I decided to reach out to students within the MDP program – ones with engineering experience, to hear their thoughts on Fox’s conclusions. .
Stephane Keil Rios, a second year MDP student, is a computer science engineer by trade with experience in using geographic information systems (GIS) software to improve efficiency within the automobile industry. He now uses GIS to analyze malnutrition in Timor Leste, access to social services in Uganda, and the impact of infrastructure on child health. Francisco J.Noguera, another second-year MDP student, has a degree in industrial engineering. He applies management and engineering skills to projects that advance sustainable development.
Rios partly empathized with policy makers and practitioners. He believes engineers tend to be optimists; they see a problem and create a solution but underestimate the cost benefit tradeoff policymakers must make when developing policy. Further, he believes, engineers underestimate the rate of diffusion and adoption of new technologies at the local level. “For example, the polio vaccine can be administered orally or through injection. The injection is more expensive but higher probability of polio prevention. However, most of the developing world still uses the oral vaccinations, it is clear that there is something else going on.”
Noguera also seemed to agree with Fox. “I agree that technical feasibility is only a small part of the equation for any solution to work and reach scale… critical issues need more than gadgets and or infrastructure to be solved; they require systems that integrate answers to all the questions above.”
Rios addressed how the MDP program works by focusing on having the right stakeholders at the table. “You need to sit down with the engineer, the economist, the sociologist, the politician and the entrepreneur to start understanding what elements are real bottle necks and which are just disciplinary misunderstanding,”
Noguera highlighted the program’s systems approach which attempts to put solutions to different challenges in the context of larger systems.
Finally, I asked the MDP students to share an example of a Columbia University project that has successfully overcome barriers to adoption and integrated a technical engineering solution into a sustainable development project.

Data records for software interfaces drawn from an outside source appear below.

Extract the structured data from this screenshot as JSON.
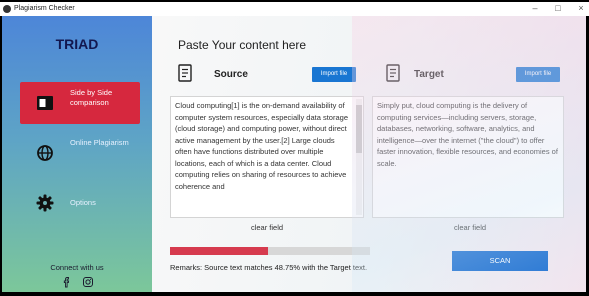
{
  "window": {
    "title": "Plagiarism Checker",
    "controls": [
      "–",
      "□",
      "×"
    ]
  },
  "sidebar": {
    "logo": "TRIAD",
    "items": [
      {
        "label": "Side by Side comparison",
        "icon": "id-card-icon",
        "active": true
      },
      {
        "label": "Online Plagiarism",
        "icon": "globe-icon",
        "active": false
      },
      {
        "label": "Options",
        "icon": "gear-icon",
        "active": false
      }
    ],
    "connect_label": "Connect with us",
    "social": [
      "facebook-icon",
      "instagram-icon"
    ]
  },
  "main": {
    "heading": "Paste Your content here",
    "source": {
      "title": "Source",
      "import_label": "Import file",
      "text": "Cloud computing[1] is the on-demand availability of computer system resources, especially data storage (cloud storage) and computing power, without direct active management by the user.[2] Large clouds often have functions distributed over multiple locations, each of which is a data center. Cloud computing relies on sharing of resources to achieve coherence and",
      "clear_label": "clear field"
    },
    "target": {
      "title": "Target",
      "import_label": "Import file",
      "text": "Simply put, cloud computing is the delivery of computing services—including servers, storage, databases, networking, software, analytics, and intelligence—over the internet (\"the cloud\") to offer faster innovation, flexible resources, and economies of scale.",
      "clear_label": "clear field"
    },
    "match_percent": 48.75,
    "remarks": "Remarks: Source text matches 48.75% with the Target text.",
    "scan_label": "SCAN"
  },
  "colors": {
    "accent": "#1c6fd1",
    "active_nav": "#d6283e",
    "progress_fill": "#d63a4e"
  }
}
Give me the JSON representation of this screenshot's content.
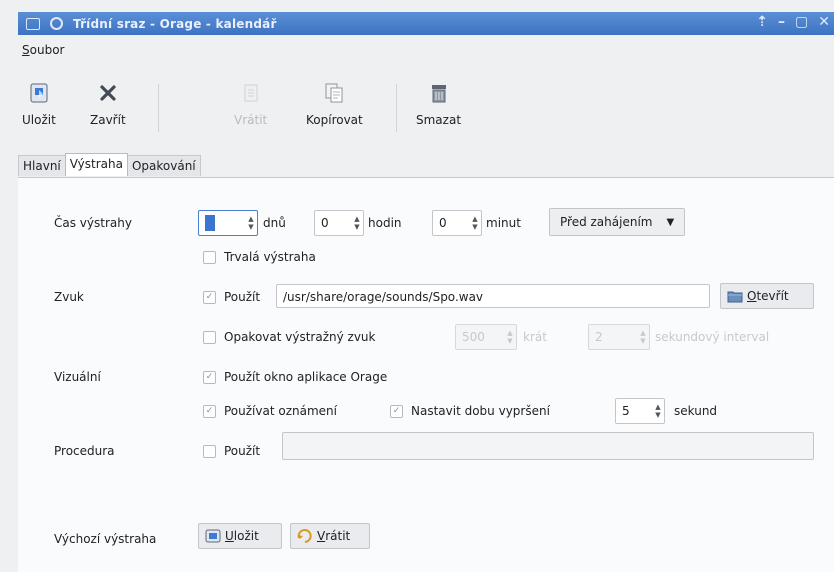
{
  "window": {
    "title": "Třídní sraz - Orage - kalendář"
  },
  "menu": {
    "file": "Soubor"
  },
  "toolbar": {
    "save": "Uložit",
    "close": "Zavřít",
    "revert": "Vrátit",
    "copy": "Kopírovat",
    "delete": "Smazat"
  },
  "tabs": [
    "Hlavní",
    "Výstraha",
    "Opakování"
  ],
  "alarm": {
    "time_label": "Čas výstrahy",
    "days_value": "",
    "days_unit": "dnů",
    "hours_value": "0",
    "hours_unit": "hodin",
    "minutes_value": "0",
    "minutes_unit": "minut",
    "relation": "Před zahájením",
    "persistent": "Trvalá výstraha"
  },
  "sound": {
    "label": "Zvuk",
    "use": "Použít",
    "file": "/usr/share/orage/sounds/Spo.wav",
    "open_button": "Otevřít",
    "repeat": "Opakovat výstražný zvuk",
    "repeat_count": "500",
    "repeat_unit": "krát",
    "interval_value": "2",
    "interval_unit": "sekundový interval"
  },
  "visual": {
    "label": "Vizuální",
    "use_window": "Použít okno aplikace Orage",
    "use_notify": "Používat oznámení",
    "set_timeout": "Nastavit dobu vypršení",
    "timeout_value": "5",
    "timeout_unit": "sekund"
  },
  "procedure": {
    "label": "Procedura",
    "use": "Použít",
    "command": ""
  },
  "default_alarm": {
    "label": "Výchozí výstraha",
    "save": "Uložit",
    "revert": "Vrátit"
  },
  "colors": {
    "titlebar": "#3d73c3",
    "accent": "#3b74d1"
  }
}
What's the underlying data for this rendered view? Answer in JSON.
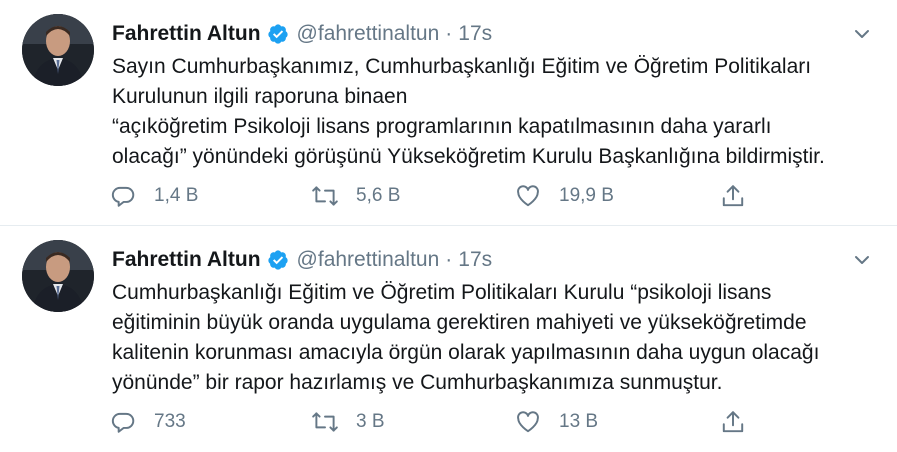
{
  "tweets": [
    {
      "author_name": "Fahrettin Altun",
      "handle": "@fahrettinaltun",
      "separator": "·",
      "time": "17s",
      "text_lines": [
        "Sayın Cumhurbaşkanımız, Cumhurbaşkanlığı Eğitim ve Öğretim Politikaları",
        "Kurulunun ilgili raporuna binaen",
        "“açıköğretim Psikoloji lisans programlarının kapatılmasının daha yararlı",
        "olacağı” yönündeki görüşünü Yükseköğretim Kurulu Başkanlığına bildirmiştir."
      ],
      "replies": "1,4 B",
      "retweets": "5,6 B",
      "likes": "19,9 B"
    },
    {
      "author_name": "Fahrettin Altun",
      "handle": "@fahrettinaltun",
      "separator": "·",
      "time": "17s",
      "text_lines": [
        "Cumhurbaşkanlığı Eğitim ve Öğretim Politikaları Kurulu “psikoloji lisans",
        "eğitiminin büyük oranda uygulama gerektiren mahiyeti ve yükseköğretimde",
        "kalitenin korunması amacıyla örgün olarak yapılmasının daha uygun olacağı",
        "yönünde” bir rapor hazırlamış ve Cumhurbaşkanımıza sunmuştur."
      ],
      "replies": "733",
      "retweets": "3 B",
      "likes": "13 B"
    }
  ],
  "colors": {
    "text": "#14171a",
    "muted": "#657786",
    "verified": "#1da1f2",
    "divider": "#e6ecf0"
  },
  "icons": [
    "verified-badge-icon",
    "chevron-down-icon",
    "reply-icon",
    "retweet-icon",
    "like-icon",
    "share-icon"
  ]
}
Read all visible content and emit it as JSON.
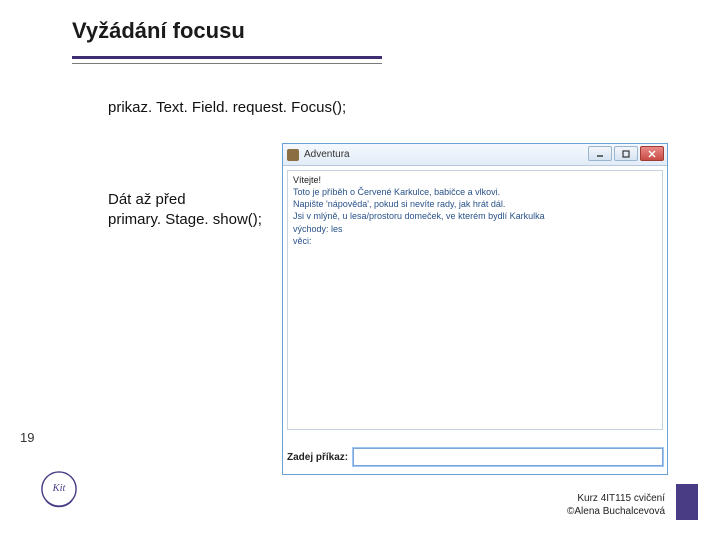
{
  "slide": {
    "title": "Vyžádání focusu",
    "code_line": "prikaz. Text. Field. request. Focus();",
    "note_line1": "Dát až před",
    "note_line2": "primary. Stage. show();",
    "page_number": "19"
  },
  "footer": {
    "line1": "Kurz 4IT115 cvičení",
    "line2": "©Alena Buchalcevová"
  },
  "window": {
    "title": "Adventura",
    "body": {
      "l1": "Vítejte!",
      "l2": "Toto je příběh o Červené Karkulce, babičce a vlkovi.",
      "l3": "Napište 'nápověda', pokud si nevíte rady, jak hrát dál.",
      "l4": "",
      "l5": "Jsi v mlýně, u lesa/prostoru domeček, ve kterém bydlí Karkulka",
      "l6": "východy: les",
      "l7": "věci:"
    },
    "cmd_label": "Zadej příkaz:",
    "cmd_value": ""
  }
}
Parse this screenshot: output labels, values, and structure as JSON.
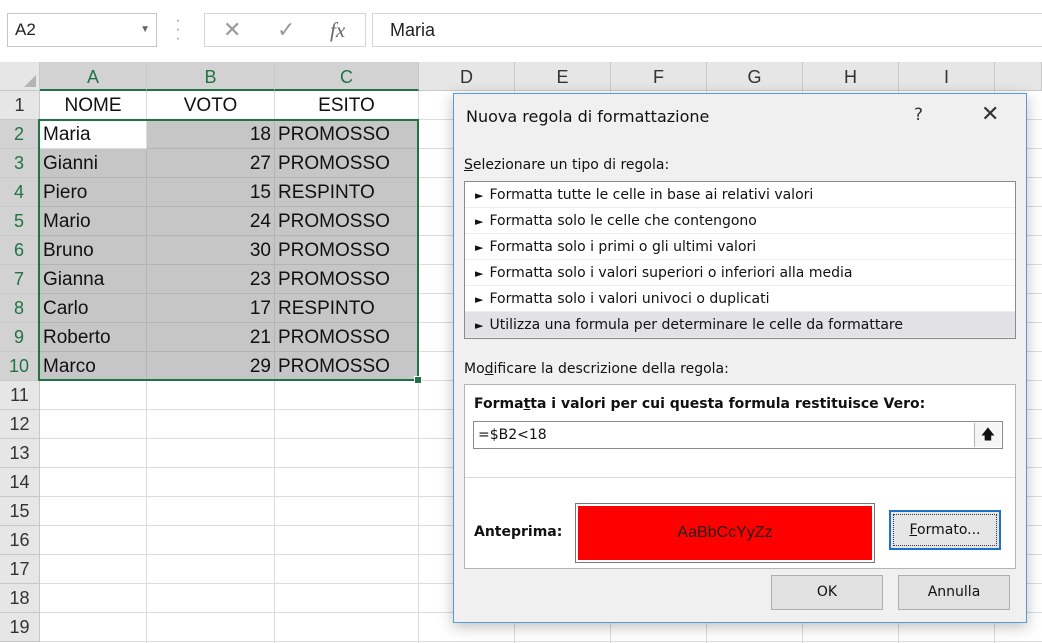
{
  "formula_bar": {
    "name_box": "A2",
    "cancel_symbol": "✕",
    "enter_symbol": "✓",
    "fx_symbol": "fx",
    "content": "Maria"
  },
  "sheet": {
    "columns": [
      "A",
      "B",
      "C",
      "D",
      "E",
      "F",
      "G",
      "H",
      "I"
    ],
    "rows": [
      "1",
      "2",
      "3",
      "4",
      "5",
      "6",
      "7",
      "8",
      "9",
      "10",
      "11",
      "12",
      "13",
      "14",
      "15",
      "16",
      "17",
      "18",
      "19"
    ],
    "headers": [
      "NOME",
      "VOTO",
      "ESITO"
    ],
    "data": [
      {
        "nome": "Maria",
        "voto": "18",
        "esito": "PROMOSSO"
      },
      {
        "nome": "Gianni",
        "voto": "27",
        "esito": "PROMOSSO"
      },
      {
        "nome": "Piero",
        "voto": "15",
        "esito": "RESPINTO"
      },
      {
        "nome": "Mario",
        "voto": "24",
        "esito": "PROMOSSO"
      },
      {
        "nome": "Bruno",
        "voto": "30",
        "esito": "PROMOSSO"
      },
      {
        "nome": "Gianna",
        "voto": "23",
        "esito": "PROMOSSO"
      },
      {
        "nome": "Carlo",
        "voto": "17",
        "esito": "RESPINTO"
      },
      {
        "nome": "Roberto",
        "voto": "21",
        "esito": "PROMOSSO"
      },
      {
        "nome": "Marco",
        "voto": "29",
        "esito": "PROMOSSO"
      }
    ],
    "selection_color": "#217346",
    "highlight_color": "#c6c6c6"
  },
  "dialog": {
    "title": "Nuova regola di formattazione",
    "help": "?",
    "close": "✕",
    "select_type_label_u": "S",
    "select_type_label_rest": "elezionare un tipo di regola:",
    "rule_types": [
      "Formatta tutte le celle in base ai relativi valori",
      "Formatta solo le celle che contengono",
      "Formatta solo i primi o gli ultimi valori",
      "Formatta solo i valori superiori o inferiori alla media",
      "Formatta solo i valori univoci o duplicati",
      "Utilizza una formula per determinare le celle da formattare"
    ],
    "active_rule_index": 5,
    "edit_desc_label_pre": "Mo",
    "edit_desc_label_u": "d",
    "edit_desc_label_post": "ificare la descrizione della regola:",
    "formula_label_pre": "Forma",
    "formula_label_u": "t",
    "formula_label_post": "ta i valori per cui questa formula restituisce Vero:",
    "formula_value": "=$B2<18",
    "collapse_icon": "🡅",
    "preview_label": "Anteprima:",
    "preview_text": "AaBbCcYyZz",
    "preview_fill": "#ff0000",
    "format_button_u": "F",
    "format_button_rest": "ormato...",
    "ok_label": "OK",
    "cancel_label": "Annulla"
  }
}
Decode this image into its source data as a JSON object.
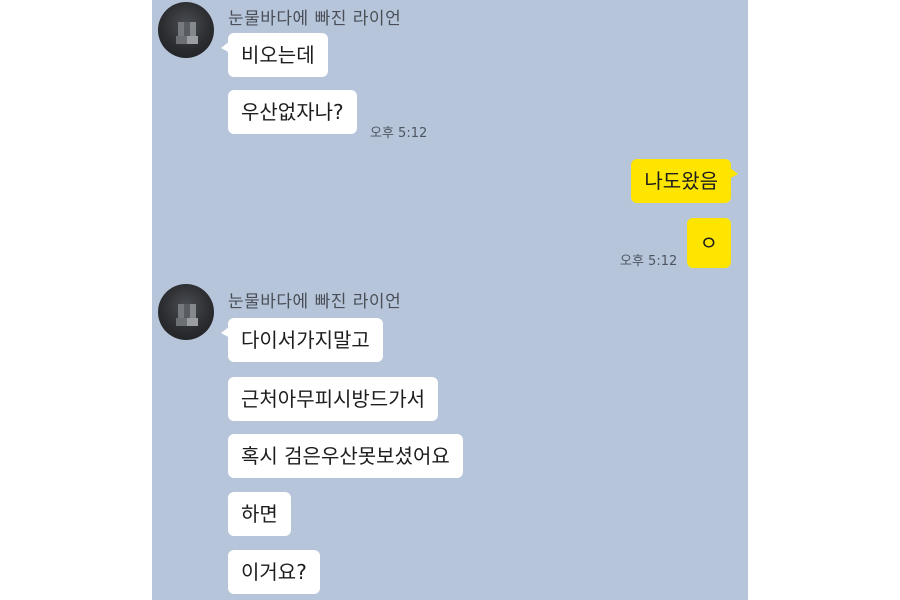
{
  "chat": {
    "groups": [
      {
        "sender": "눈물바다에 빠진 라이언",
        "messages": [
          "비오는데",
          "우산없자나?"
        ],
        "time": "오후 5:12"
      },
      {
        "mine": true,
        "messages": [
          "나도왔음",
          "ㅇ"
        ],
        "time": "오후 5:12"
      },
      {
        "sender": "눈물바다에 빠진 라이언",
        "messages": [
          "다이서가지말고",
          "근처아무피시방드가서",
          "혹시 검은우산못보셨어요",
          "하면",
          "이거요?"
        ]
      }
    ]
  },
  "colors": {
    "background": "#b6c5d9",
    "incoming_bubble": "#ffffff",
    "outgoing_bubble": "#fee500"
  }
}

An example of a Columbia University project that has successfully overcome barriers to adoption and integrated a technical engineering solution is one in which a new shared solar energy technology used in the Millennium Villages Project, which is being paired with an innovative business model. Another example is Childcount- a project which introduces a technical health innovation in a community where the team actively involved those who would use the tool so to eliminate barriers to adoption.
Going back to Fox’s presentation, there was a long discussion about the complexities of saving the planet from its own demographic time bomb, at the end of which Professor Alex de Sherbinin, from the Center for International Earth Science Information, posed an esoteric question to the group. Where do you place your hope for solving these challenges? He suggested that hope is not the ability to save ourselves. It’s the obligation to act as stewards, to share and to create a more equitable earth.
My hope lies in those endeavoring to answer the how question.
Dennis Price is a first-year Master of International Affairs student. This article first appeared in the Spring 2012 issue of CQ Magazine.